  •  Antique language. One of   the things that never ceases to amaze us, when the poetry  batches come  in, is  how many people seem to think writing poetry,  especially horror  and fantasy  poetry, means you have to use antique  language. No. No.  No. If your work  contains words like "thee, thou,  hast, methinks,  begot, forsooth," or  anything of that kind, don't send  it to us. You  don't talk like that so why are you writing like  that? It's a  mannerism and poetry isn't about  mannerisms, or shouldn't  be. The  only exception is if your work is set in a  specific historical  period -  - not just "the olden days." The  "olden days" isn't a  specific  historical period. It's a feeble  generalization used by lazy  writers  who don't want to research the period  they're writing about.  And if  you do set your work in the past, then we don't  want to see  modern  words like "guys, really, cool, gross," or scientific  terms that   hadn't been invented yet creeping in, because that's just as bad.
  •  Religious poetry. If you   have strong religious feelings, that's great, but ON SPEC is a   Speculative  magazine. Send your religious poems to magazines that   specialize in that  subject.
  •  Poetry that only describes  your emotional state.  We have nothing against emotions but,  as in the previous  point, ON SPEC  is a Speculative magazine. We want  more than that. We want  speculation  and ideas. If your poem is only  about your emotions save it for  another  magazine, for your analyst,  psychologist, social worker,  friends, or family  members.  As for ideas, if you're  just pondering the mysteries of the   universe without coming to an  original (different) conclusion about it  than  anybody else, why would we  want to know about that either?

Well, as you can tell, our list of what we DO want to see is much shorter    than our list of what we don't want to see. If you want examples of the   kind of poetry  we do admire here are a few names: Al Purdy, Lorna   Crozier, Christopher Dewdney,  Gary Geddes, Alice Major, Stan Rogal,   Lillian Necakov, John Yau, Bob Perelman,  Clayton Eshleman, Lyn Lifshin,   Anne Waldman, Arthur Rimbaud, Charles Bukowski,  Jim Carroll, Diane   Ackerman, and John Giorno. If you haven't heard of these poets, then you have some reading to do. 

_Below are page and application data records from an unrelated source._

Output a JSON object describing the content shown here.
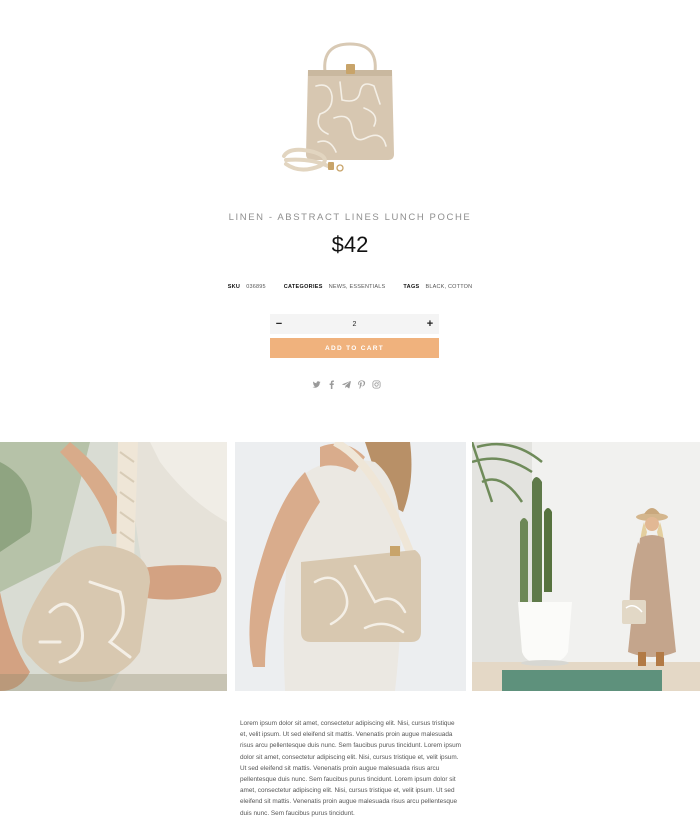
{
  "product": {
    "title": "LINEN - ABSTRACT LINES LUNCH POCHE",
    "price": "$42",
    "meta": {
      "sku_label": "SKU",
      "sku_value": "036895",
      "categories_label": "CATEGORIES",
      "categories_value": "NEWS, ESSENTIALS",
      "tags_label": "TAGS",
      "tags_value": "BLACK, COTTON"
    }
  },
  "cart": {
    "quantity": "2",
    "minus_label": "−",
    "plus_label": "+",
    "add_to_cart_label": "ADD TO CART"
  },
  "share_icons": [
    "twitter-icon",
    "facebook-icon",
    "telegram-icon",
    "pinterest-icon",
    "instagram-icon"
  ],
  "gallery": [
    {
      "name": "gallery-photo-closeup"
    },
    {
      "name": "gallery-photo-shoulder"
    },
    {
      "name": "gallery-photo-fullbody"
    }
  ],
  "description": "Lorem ipsum dolor sit amet, consectetur adipiscing elit. Nisi, cursus tristique et, velit ipsum. Ut sed eleifend sit mattis. Venenatis proin augue malesuada risus arcu pellentesque duis nunc. Sem faucibus purus tincidunt. Lorem ipsum dolor sit amet, consectetur adipiscing elit. Nisi, cursus tristique et, velit ipsum. Ut sed eleifend sit mattis. Venenatis proin augue malesuada risus arcu pellentesque duis nunc. Sem faucibus purus tincidunt. Lorem ipsum dolor sit amet, consectetur adipiscing elit. Nisi, cursus tristique et, velit ipsum. Ut sed eleifend sit mattis. Venenatis proin augue malesuada risus arcu pellentesque duis nunc. Sem faucibus purus tincidunt.",
  "colors": {
    "accent": "#f0b27d",
    "title_gray": "#8f8f8f",
    "qty_background": "#f4f4f4",
    "icon_gray": "#9a9a9a"
  }
}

A good guideline is to look at the anthology called Poly: New    Speculative Writing edited by Lee Ballentine, or (even though it's not   poetry)  the kind of writing in Storming The Reality Studio edited by   Larry McCaffery. And  don't try to copy them, or anybody else, because we want original stuff, remember.

Naturally you're thinking, well, that's  just the editor's  personal taste. You bet. All editors have their own personal opinions  of what they want  to  see. And our poetry editors are no different. If you don't like it, send your  poetry to   another magazine. Better yet, start your own magazine. 

If you got all the way through this without dashing off an angry tweet, by all means, send us your work. We are looking for new voices. 

On Spec Magazine